A part of the Radical Humans Series
You know that person who you just can’t stand? They have these habits that drive you up the wall? Well, that person is actually just a mirror of you. The things that bother you about them, are the things that bother you about yourself. The things you would rather not acknowledge about yourself. The things you try to keep hidden and out of sight. So any time you judge someone else’s behavior, it’s an opportunity to ask yourself what part of you needs your acceptance and attention?
Caveat - there are times when someone else’s behavior is triggering a fear of yours. In these cases it’s not necessarily that they’re shining a spotlight on a disowned part of you, it could just be that you’re scared. I’ll focus on the former example for the most part in this post, but the process applies either way.
There’s a simple process by which we can reclaim the truth of what’s really going on in the situation, empower ourselves, and find more compassion and acceptance of others. It’s a process called Owning Judgements. I didn’t invent it, I learned it from one of my mentors Reuvain Bacal.
The process unfolds over three simple steps
Name the judgment
Acknowledge whatever is happening for you internally that you’re trying to avoid by putting the judgment on the other person
Claim a desire for what you want going forward
And specifically, the language I use is:
I judge you that…(fill in the behavior and label you’re putting on the other person)
What that brings up in me that I have been unwilling to feel or acknowledge is…(fill in your internal experience usually including emotions like sadness, fear, shame)
What I want (from you, for you, for me, etc) is…
Let’s have an example to make this clear. And a word of clarification first - I recommend doing this process only with people you have a strong relationship with, and who understand the process. You can do it on your own or with a friend’s help for someone that you judge but don’t actually know.
Let’s say you meet someone at an event and they seem inauthentic to you. They’re putting on a nice face and talking about all the wonderful things in their life, but it rings hollow in your perception. You judge them as fake or phony, and you feel kind of grossed out.
Well, here’s where the process starts.
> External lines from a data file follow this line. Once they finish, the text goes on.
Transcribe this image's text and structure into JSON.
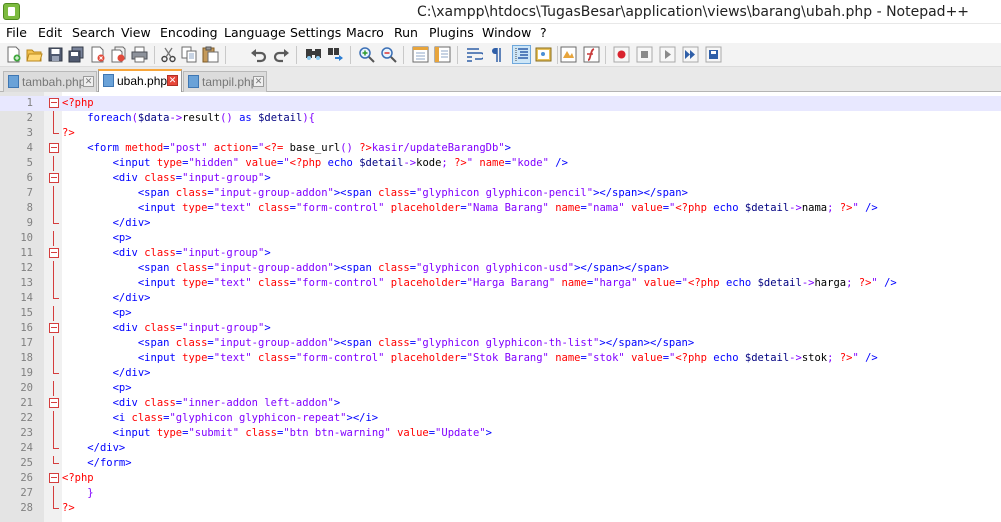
{
  "window": {
    "title": "C:\\xampp\\htdocs\\TugasBesar\\application\\views\\barang\\ubah.php - Notepad++"
  },
  "menu": [
    "File",
    "Edit",
    "Search",
    "View",
    "Encoding",
    "Language",
    "Settings",
    "Macro",
    "Run",
    "Plugins",
    "Window",
    "?"
  ],
  "toolbar": [
    "new-icon",
    "open-icon",
    "save-icon",
    "save-all-icon",
    "close-icon",
    "close-all-icon",
    "print-icon",
    "cut-icon",
    "copy-icon",
    "paste-icon",
    "undo-icon",
    "redo-icon",
    "find-icon",
    "replace-icon",
    "zoom-in-icon",
    "zoom-out-icon",
    "sync-vertical-icon",
    "sync-horizontal-icon",
    "word-wrap-icon",
    "show-all-characters-icon",
    "indent-guide-icon",
    "document-map-icon",
    "folder-workspace-icon",
    "function-list-icon",
    "record-macro-icon",
    "stop-recording-icon",
    "play-macro-icon",
    "run-macro-multiple-icon",
    "save-macro-icon"
  ],
  "tabs": [
    {
      "label": "tambah.php",
      "active": false
    },
    {
      "label": "ubah.php",
      "active": true
    },
    {
      "label": "tampil.php",
      "active": false
    }
  ],
  "colors": {
    "php": "#ff0000",
    "tag": "#0000ff",
    "attr": "#ff0000",
    "value": "#8000ff",
    "keyword": "#0000ff",
    "variable": "#000080",
    "operator": "#8000ff",
    "fold": "#d43d3d",
    "current_line": "#e8e8ff"
  },
  "current_line": 1,
  "lines": [
    {
      "n": "1",
      "fold": "box",
      "segs": [
        [
          "php",
          "<?php"
        ]
      ]
    },
    {
      "n": "2",
      "fold": "line",
      "segs": [
        [
          "txt",
          "    "
        ],
        [
          "kw",
          "foreach"
        ],
        [
          "op",
          "("
        ],
        [
          "var",
          "$data"
        ],
        [
          "op",
          "->"
        ],
        [
          "txt",
          "result"
        ],
        [
          "op",
          "()"
        ],
        [
          "txt",
          " "
        ],
        [
          "kw",
          "as"
        ],
        [
          "txt",
          " "
        ],
        [
          "var",
          "$detail"
        ],
        [
          "op",
          "){"
        ]
      ]
    },
    {
      "n": "3",
      "fold": "end",
      "segs": [
        [
          "php",
          "?>"
        ]
      ]
    },
    {
      "n": "4",
      "fold": "box",
      "segs": [
        [
          "txt",
          "    "
        ],
        [
          "tag",
          "<form "
        ],
        [
          "attr",
          "method"
        ],
        [
          "tag",
          "="
        ],
        [
          "val",
          "\"post\""
        ],
        [
          "txt",
          " "
        ],
        [
          "attr",
          "action"
        ],
        [
          "tag",
          "="
        ],
        [
          "val",
          "\""
        ],
        [
          "php",
          "<?="
        ],
        [
          "txt",
          " base_url"
        ],
        [
          "op",
          "()"
        ],
        [
          "txt",
          " "
        ],
        [
          "php",
          "?>"
        ],
        [
          "val",
          "kasir/updateBarangDb\""
        ],
        [
          "tag",
          ">"
        ]
      ]
    },
    {
      "n": "5",
      "fold": "line",
      "segs": [
        [
          "txt",
          "        "
        ],
        [
          "tag",
          "<input "
        ],
        [
          "attr",
          "type"
        ],
        [
          "tag",
          "="
        ],
        [
          "val",
          "\"hidden\""
        ],
        [
          "txt",
          " "
        ],
        [
          "attr",
          "value"
        ],
        [
          "tag",
          "="
        ],
        [
          "val",
          "\""
        ],
        [
          "php",
          "<?php"
        ],
        [
          "txt",
          " "
        ],
        [
          "kw",
          "echo"
        ],
        [
          "txt",
          " "
        ],
        [
          "var",
          "$detail"
        ],
        [
          "op",
          "->"
        ],
        [
          "txt",
          "kode"
        ],
        [
          "op",
          ";"
        ],
        [
          "txt",
          " "
        ],
        [
          "php",
          "?>"
        ],
        [
          "val",
          "\""
        ],
        [
          "txt",
          " "
        ],
        [
          "attr",
          "name"
        ],
        [
          "tag",
          "="
        ],
        [
          "val",
          "\"kode\""
        ],
        [
          "txt",
          " "
        ],
        [
          "tag",
          "/>"
        ]
      ]
    },
    {
      "n": "6",
      "fold": "box",
      "segs": [
        [
          "txt",
          "        "
        ],
        [
          "tag",
          "<div "
        ],
        [
          "attr",
          "class"
        ],
        [
          "tag",
          "="
        ],
        [
          "val",
          "\"input-group\""
        ],
        [
          "tag",
          ">"
        ]
      ]
    },
    {
      "n": "7",
      "fold": "line",
      "segs": [
        [
          "txt",
          "            "
        ],
        [
          "tag",
          "<span "
        ],
        [
          "attr",
          "class"
        ],
        [
          "tag",
          "="
        ],
        [
          "val",
          "\"input-group-addon\""
        ],
        [
          "tag",
          "><span "
        ],
        [
          "attr",
          "class"
        ],
        [
          "tag",
          "="
        ],
        [
          "val",
          "\"glyphicon glyphicon-pencil\""
        ],
        [
          "tag",
          "></span></span>"
        ]
      ]
    },
    {
      "n": "8",
      "fold": "line",
      "segs": [
        [
          "txt",
          "            "
        ],
        [
          "tag",
          "<input "
        ],
        [
          "attr",
          "type"
        ],
        [
          "tag",
          "="
        ],
        [
          "val",
          "\"text\""
        ],
        [
          "txt",
          " "
        ],
        [
          "attr",
          "class"
        ],
        [
          "tag",
          "="
        ],
        [
          "val",
          "\"form-control\""
        ],
        [
          "txt",
          " "
        ],
        [
          "attr",
          "placeholder"
        ],
        [
          "tag",
          "="
        ],
        [
          "val",
          "\"Nama Barang\""
        ],
        [
          "txt",
          " "
        ],
        [
          "attr",
          "name"
        ],
        [
          "tag",
          "="
        ],
        [
          "val",
          "\"nama\""
        ],
        [
          "txt",
          " "
        ],
        [
          "attr",
          "value"
        ],
        [
          "tag",
          "="
        ],
        [
          "val",
          "\""
        ],
        [
          "php",
          "<?php"
        ],
        [
          "txt",
          " "
        ],
        [
          "kw",
          "echo"
        ],
        [
          "txt",
          " "
        ],
        [
          "var",
          "$detail"
        ],
        [
          "op",
          "->"
        ],
        [
          "txt",
          "nama"
        ],
        [
          "op",
          ";"
        ],
        [
          "txt",
          " "
        ],
        [
          "php",
          "?>"
        ],
        [
          "val",
          "\""
        ],
        [
          "txt",
          " "
        ],
        [
          "tag",
          "/>"
        ]
      ]
    },
    {
      "n": "9",
      "fold": "end",
      "segs": [
        [
          "txt",
          "        "
        ],
        [
          "tag",
          "</div>"
        ]
      ]
    },
    {
      "n": "10",
      "fold": "line",
      "segs": [
        [
          "txt",
          "        "
        ],
        [
          "tag",
          "<p>"
        ]
      ]
    },
    {
      "n": "11",
      "fold": "box",
      "segs": [
        [
          "txt",
          "        "
        ],
        [
          "tag",
          "<div "
        ],
        [
          "attr",
          "class"
        ],
        [
          "tag",
          "="
        ],
        [
          "val",
          "\"input-group\""
        ],
        [
          "tag",
          ">"
        ]
      ]
    },
    {
      "n": "12",
      "fold": "line",
      "segs": [
        [
          "txt",
          "            "
        ],
        [
          "tag",
          "<span "
        ],
        [
          "attr",
          "class"
        ],
        [
          "tag",
          "="
        ],
        [
          "val",
          "\"input-group-addon\""
        ],
        [
          "tag",
          "><span "
        ],
        [
          "attr",
          "class"
        ],
        [
          "tag",
          "="
        ],
        [
          "val",
          "\"glyphicon glyphicon-usd\""
        ],
        [
          "tag",
          "></span></span>"
        ]
      ]
    },
    {
      "n": "13",
      "fold": "line",
      "segs": [
        [
          "txt",
          "            "
        ],
        [
          "tag",
          "<input "
        ],
        [
          "attr",
          "type"
        ],
        [
          "tag",
          "="
        ],
        [
          "val",
          "\"text\""
        ],
        [
          "txt",
          " "
        ],
        [
          "attr",
          "class"
        ],
        [
          "tag",
          "="
        ],
        [
          "val",
          "\"form-control\""
        ],
        [
          "txt",
          " "
        ],
        [
          "attr",
          "placeholder"
        ],
        [
          "tag",
          "="
        ],
        [
          "val",
          "\"Harga Barang\""
        ],
        [
          "txt",
          " "
        ],
        [
          "attr",
          "name"
        ],
        [
          "tag",
          "="
        ],
        [
          "val",
          "\"harga\""
        ],
        [
          "txt",
          " "
        ],
        [
          "attr",
          "value"
        ],
        [
          "tag",
          "="
        ],
        [
          "val",
          "\""
        ],
        [
          "php",
          "<?php"
        ],
        [
          "txt",
          " "
        ],
        [
          "kw",
          "echo"
        ],
        [
          "txt",
          " "
        ],
        [
          "var",
          "$detail"
        ],
        [
          "op",
          "->"
        ],
        [
          "txt",
          "harga"
        ],
        [
          "op",
          ";"
        ],
        [
          "txt",
          " "
        ],
        [
          "php",
          "?>"
        ],
        [
          "val",
          "\""
        ],
        [
          "txt",
          " "
        ],
        [
          "tag",
          "/>"
        ]
      ]
    },
    {
      "n": "14",
      "fold": "end",
      "segs": [
        [
          "txt",
          "        "
        ],
        [
          "tag",
          "</div>"
        ]
      ]
    },
    {
      "n": "15",
      "fold": "line",
      "segs": [
        [
          "txt",
          "        "
        ],
        [
          "tag",
          "<p>"
        ]
      ]
    },
    {
      "n": "16",
      "fold": "box",
      "segs": [
        [
          "txt",
          "        "
        ],
        [
          "tag",
          "<div "
        ],
        [
          "attr",
          "class"
        ],
        [
          "tag",
          "="
        ],
        [
          "val",
          "\"input-group\""
        ],
        [
          "tag",
          ">"
        ]
      ]
    },
    {
      "n": "17",
      "fold": "line",
      "segs": [
        [
          "txt",
          "            "
        ],
        [
          "tag",
          "<span "
        ],
        [
          "attr",
          "class"
        ],
        [
          "tag",
          "="
        ],
        [
          "val",
          "\"input-group-addon\""
        ],
        [
          "tag",
          "><span "
        ],
        [
          "attr",
          "class"
        ],
        [
          "tag",
          "="
        ],
        [
          "val",
          "\"glyphicon glyphicon-th-list\""
        ],
        [
          "tag",
          "></span></span>"
        ]
      ]
    },
    {
      "n": "18",
      "fold": "line",
      "segs": [
        [
          "txt",
          "            "
        ],
        [
          "tag",
          "<input "
        ],
        [
          "attr",
          "type"
        ],
        [
          "tag",
          "="
        ],
        [
          "val",
          "\"text\""
        ],
        [
          "txt",
          " "
        ],
        [
          "attr",
          "class"
        ],
        [
          "tag",
          "="
        ],
        [
          "val",
          "\"form-control\""
        ],
        [
          "txt",
          " "
        ],
        [
          "attr",
          "placeholder"
        ],
        [
          "tag",
          "="
        ],
        [
          "val",
          "\"Stok Barang\""
        ],
        [
          "txt",
          " "
        ],
        [
          "attr",
          "name"
        ],
        [
          "tag",
          "="
        ],
        [
          "val",
          "\"stok\""
        ],
        [
          "txt",
          " "
        ],
        [
          "attr",
          "value"
        ],
        [
          "tag",
          "="
        ],
        [
          "val",
          "\""
        ],
        [
          "php",
          "<?php"
        ],
        [
          "txt",
          " "
        ],
        [
          "kw",
          "echo"
        ],
        [
          "txt",
          " "
        ],
        [
          "var",
          "$detail"
        ],
        [
          "op",
          "->"
        ],
        [
          "txt",
          "stok"
        ],
        [
          "op",
          ";"
        ],
        [
          "txt",
          " "
        ],
        [
          "php",
          "?>"
        ],
        [
          "val",
          "\""
        ],
        [
          "txt",
          " "
        ],
        [
          "tag",
          "/>"
        ]
      ]
    },
    {
      "n": "19",
      "fold": "end",
      "segs": [
        [
          "txt",
          "        "
        ],
        [
          "tag",
          "</div>"
        ]
      ]
    },
    {
      "n": "20",
      "fold": "line",
      "segs": [
        [
          "txt",
          "        "
        ],
        [
          "tag",
          "<p>"
        ]
      ]
    },
    {
      "n": "21",
      "fold": "box",
      "segs": [
        [
          "txt",
          "        "
        ],
        [
          "tag",
          "<div "
        ],
        [
          "attr",
          "class"
        ],
        [
          "tag",
          "="
        ],
        [
          "val",
          "\"inner-addon left-addon\""
        ],
        [
          "tag",
          ">"
        ]
      ]
    },
    {
      "n": "22",
      "fold": "line",
      "segs": [
        [
          "txt",
          "        "
        ],
        [
          "tag",
          "<i "
        ],
        [
          "attr",
          "class"
        ],
        [
          "tag",
          "="
        ],
        [
          "val",
          "\"glyphicon glyphicon-repeat\""
        ],
        [
          "tag",
          "></i>"
        ]
      ]
    },
    {
      "n": "23",
      "fold": "line",
      "segs": [
        [
          "txt",
          "        "
        ],
        [
          "tag",
          "<input "
        ],
        [
          "attr",
          "type"
        ],
        [
          "tag",
          "="
        ],
        [
          "val",
          "\"submit\""
        ],
        [
          "txt",
          " "
        ],
        [
          "attr",
          "class"
        ],
        [
          "tag",
          "="
        ],
        [
          "val",
          "\"btn btn-warning\""
        ],
        [
          "txt",
          " "
        ],
        [
          "attr",
          "value"
        ],
        [
          "tag",
          "="
        ],
        [
          "val",
          "\"Update\""
        ],
        [
          "tag",
          ">"
        ]
      ]
    },
    {
      "n": "24",
      "fold": "end",
      "segs": [
        [
          "txt",
          "    "
        ],
        [
          "tag",
          "</div>"
        ]
      ]
    },
    {
      "n": "25",
      "fold": "end",
      "segs": [
        [
          "txt",
          "    "
        ],
        [
          "tag",
          "</form>"
        ]
      ]
    },
    {
      "n": "26",
      "fold": "box",
      "segs": [
        [
          "php",
          "<?php"
        ]
      ]
    },
    {
      "n": "27",
      "fold": "line",
      "segs": [
        [
          "txt",
          "    "
        ],
        [
          "op",
          "}"
        ]
      ]
    },
    {
      "n": "28",
      "fold": "end",
      "segs": [
        [
          "php",
          "?>"
        ]
      ]
    }
  ]
}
You would say to yourself or whichever trusted people are there with you, I judge this person as a fake or phony when they seem to put on a nice face but don’t mean it. What that’s bringing up for me that I’ve been unwilling to acknowledge is that I do that same behavior when I meet new people, and I don’t like that about myself. I feel ashamed about that. What I want for me, them, and everyone else is to feel comfortable being honest and authentic even when I’m not feeling great about myself.
Now you have clarity on what’s really going. The projection or judgment has been pulled back to you, and you’re no longer pointing the finger at them. I find this empowering, because when you take ownership of the truth, you also gain ownership of the power to work with it. If you want long term resolution of this pattern and many others like it, the best path I know is to identify and eliminate the beliefs that are driving your behavior of being inauthentic when you meet new people in the first place. Once you eliminate those beliefs, you’ll feel comfortable just being yourself, and it usually won’t bother you when other people aren’t being authentic because you understand they’re just operating from their beliefs.